IMIS | Flanders Marine Institute
 

Flanders Marine Institute

Platform for marine research

IMIS

Publications | Institutes | Persons | Datasets | Projects | Maps
[ report an error in this record ]basket (0): add | show Print this page

Identifying barriers and levers of biodiversity mainstreaming in four cases of transnational governance of land and water
Karlsson-Vinkhuyzen, S.; Boelee, E.; Cools, J.; van Hoof, L.; Hospes, O.; Kok, M.; Peerlings, J.; van Tatenhove, J.; Termeer, C.J.A.M.; Visseren-Hamakers, I.J. (2018). Identifying barriers and levers of biodiversity mainstreaming in four cases of transnational governance of land and water. Environ. Sci. Policy 85: 132-140. https://dx.doi.org/10.1016/j.envsci.2018.03.011
In: Environmental Science & Policy. Elsevier: Exeter. ISSN 1462-9011; e-ISSN 1873-6416, more
Peer reviewed article  

Available in  Authors 

Keywords
    Biodiversity
    Certification
    Fisheries
    Land
    Mangroves
Author keywords
    Mainstreaming; Integration; alues-based leadership; Governance; Economic sectors; Palm oil; FDI

Authors  Top 
  • Karlsson-Vinkhuyzen, S.
  • Boelee, E.
  • Cools, J., more
  • van Hoof, L.
  • Hospes, O.
  • Kok, M.
  • Peerlings, J.
  • van Tatenhove, J.
  • Termeer, C.J.A.M.
  • Visseren-Hamakers, I.J.

Abstract
    Mainstreaming biodiversity into the governance of economic sectors such as agriculture, forestry and fisheries is required to reverse biodiversity loss and achieve globally adopted conservation targets. Governments have recognized this but little progress has been made. This paper addresses the following research question: What are the barriers and levers for mainstreaming biodiversity into economic sectors that exert high pressure on biodiversity? This question is approached through applying an analytical framework developed from literature on mainstreaming and Environmental Policy Integration as well as governance theory and practice to four cases in agriculture, agro-forestry and fisheries covering multi-level and transnational governance contexts. Decision-making and governance in these cases look quite different compared to the kind of public policy machinery of governmental bureaucracies that much EPI literature has focused on. Our analysis demonstrates mainstreaming efforts in some of our cases at the degree of harmonization and even coordination among key actors. It further identifies a number of ‘additional’ barriers and levers that from an Environmental Policy Integration perspective would be considered as external factors out of reach for mainstreaming efforts. The results are pertinent for the evaluation of EPI performance because the governance perspective expands the borders of who can initiate, enable and sustain mainstreaming, what scope of regulatory norms they can use and the potentially useful resources for the process.

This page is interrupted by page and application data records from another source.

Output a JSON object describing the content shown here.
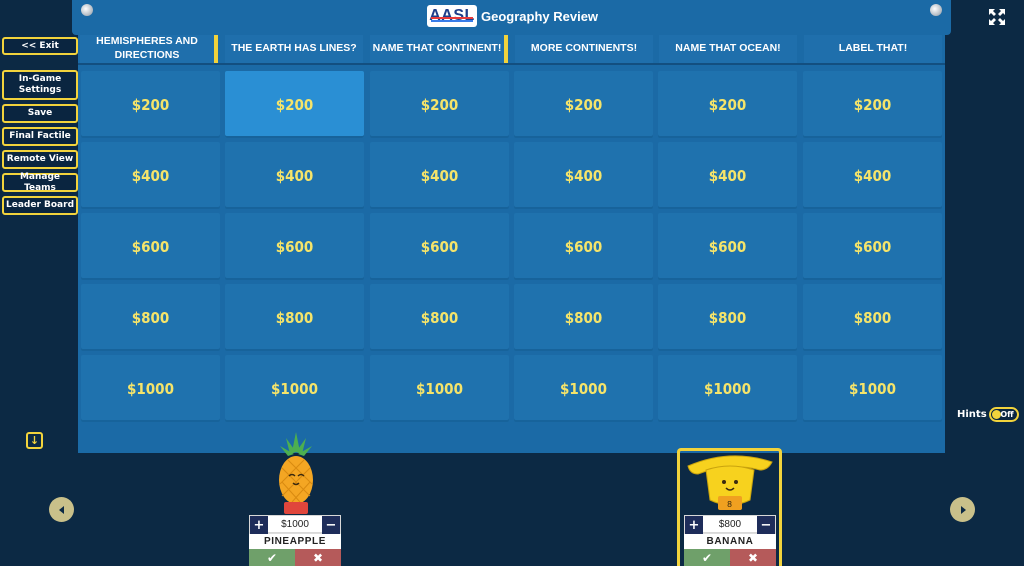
{
  "header": {
    "logo_text": "AASL",
    "title": "Geography Review"
  },
  "menu": {
    "exit": "<< Exit",
    "settings": "In-Game Settings",
    "save": "Save",
    "final": "Final Factile",
    "remote": "Remote View",
    "teams": "Manage Teams",
    "leader": "Leader Board"
  },
  "categories": [
    "HEMISPHERES AND DIRECTIONS",
    "THE EARTH HAS LINES?",
    "NAME THAT CONTINENT!",
    "MORE CONTINENTS!",
    "NAME THAT OCEAN!",
    "LABEL THAT!"
  ],
  "values": [
    "$200",
    "$400",
    "$600",
    "$800",
    "$1000"
  ],
  "hints": {
    "label": "Hints",
    "state": "Off"
  },
  "teams": [
    {
      "name": "PINEAPPLE",
      "score": "$1000"
    },
    {
      "name": "BANANA",
      "score": "$800"
    }
  ],
  "colors": {
    "accent": "#f2d33c",
    "board": "#1b6aa6",
    "cell": "#1f72ae",
    "value_text": "#f5e46a"
  }
}
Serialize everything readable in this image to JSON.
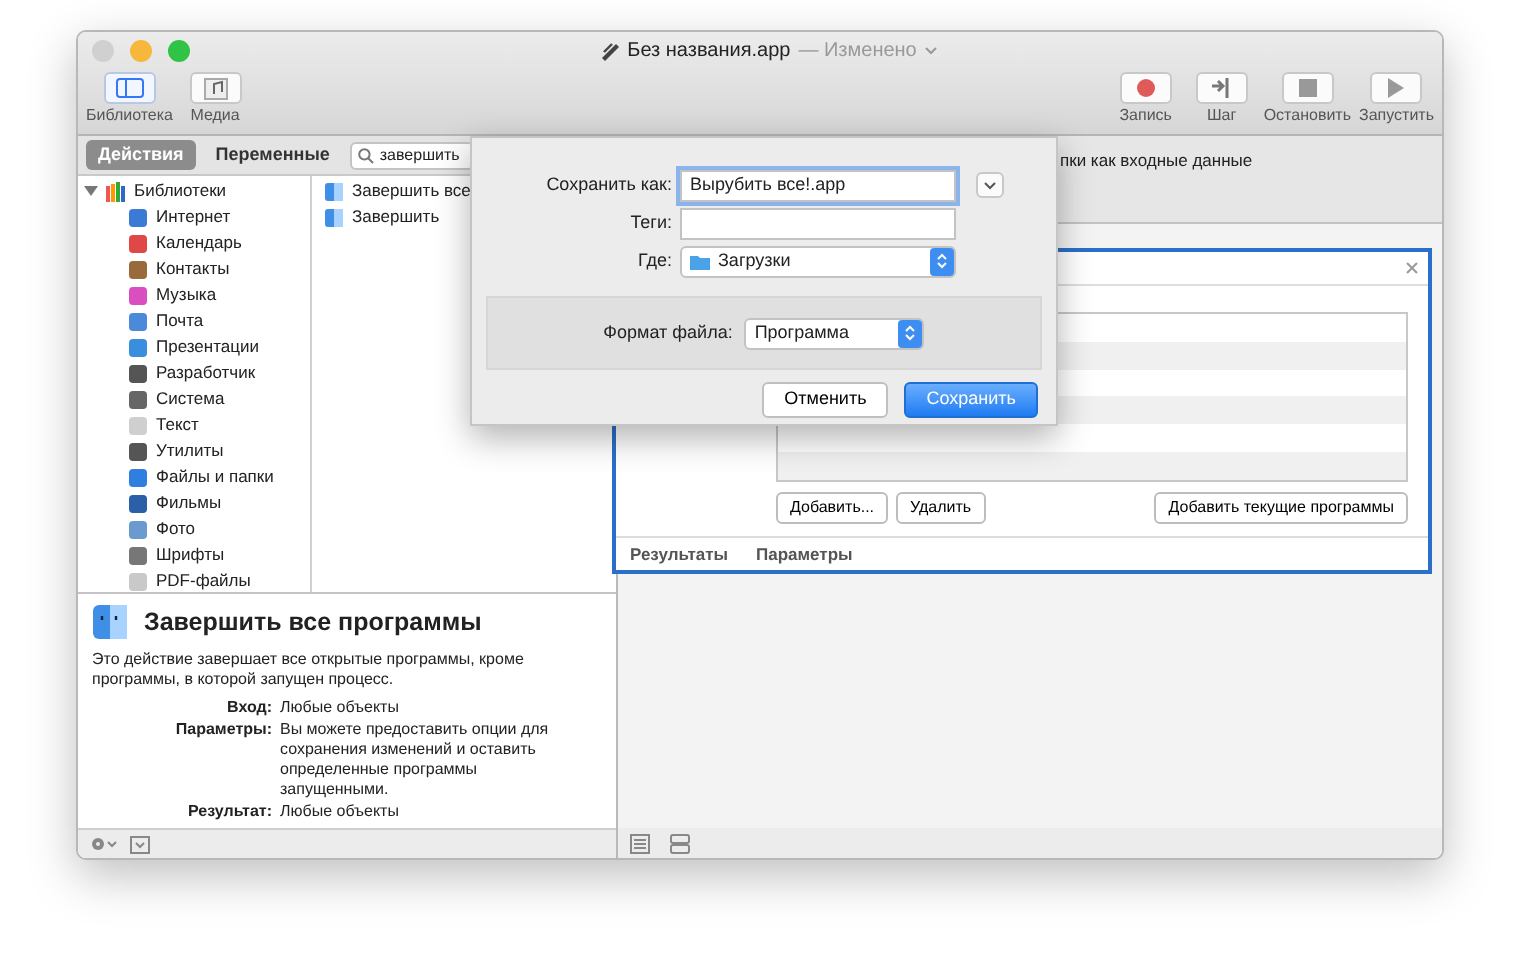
{
  "window": {
    "title": "Без названия.app",
    "subtitle": "— Изменено"
  },
  "toolbar": {
    "left": [
      {
        "label": "Библиотека",
        "selected": true
      },
      {
        "label": "Медиа",
        "selected": false
      }
    ],
    "right": [
      {
        "label": "Запись",
        "kind": "record"
      },
      {
        "label": "Шаг",
        "kind": "step"
      },
      {
        "label": "Остановить",
        "kind": "stop"
      },
      {
        "label": "Запустить",
        "kind": "run"
      }
    ]
  },
  "tabs": [
    {
      "label": "Действия",
      "selected": true
    },
    {
      "label": "Переменные",
      "selected": false
    }
  ],
  "search": {
    "value": "завершить"
  },
  "library": {
    "label": "Библиотеки",
    "expanded": true,
    "children": [
      {
        "label": "Интернет"
      },
      {
        "label": "Календарь"
      },
      {
        "label": "Контакты"
      },
      {
        "label": "Музыка"
      },
      {
        "label": "Почта"
      },
      {
        "label": "Презентации"
      },
      {
        "label": "Разработчик"
      },
      {
        "label": "Система"
      },
      {
        "label": "Текст"
      },
      {
        "label": "Утилиты"
      },
      {
        "label": "Файлы и папки"
      },
      {
        "label": "Фильмы"
      },
      {
        "label": "Фото"
      },
      {
        "label": "Шрифты"
      },
      {
        "label": "PDF-файлы"
      }
    ]
  },
  "actions": [
    "Завершить все",
    "Завершить"
  ],
  "description": {
    "title": "Завершить все программы",
    "text": "Это действие завершает все открытые программы, кроме программы, в которой запущен процесс.",
    "rows": [
      {
        "label": "Вход:",
        "value": "Любые объекты"
      },
      {
        "label": "Параметры:",
        "value": "Вы можете предоставить опции для сохранения изменений и оставить определенные программы запущенными."
      },
      {
        "label": "Результат:",
        "value": "Любые объекты"
      }
    ]
  },
  "workflow": {
    "input_text": "пки как входные данные",
    "card": {
      "buttons": [
        "Добавить...",
        "Удалить",
        "Добавить текущие программы"
      ],
      "footer": [
        "Результаты",
        "Параметры"
      ]
    }
  },
  "dialog": {
    "save_as": {
      "label": "Сохранить как:",
      "value": "Вырубить все!.app"
    },
    "tags": {
      "label": "Теги:"
    },
    "where": {
      "label": "Где:",
      "value": "Загрузки"
    },
    "format": {
      "label": "Формат файла:",
      "value": "Программа"
    },
    "buttons": [
      {
        "label": "Отменить",
        "kind": "cancel"
      },
      {
        "label": "Сохранить",
        "kind": "default"
      }
    ]
  }
}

All data in the Integrated Marine Information System (IMIS) is subject to the VLIZ privacy policy Top | Authors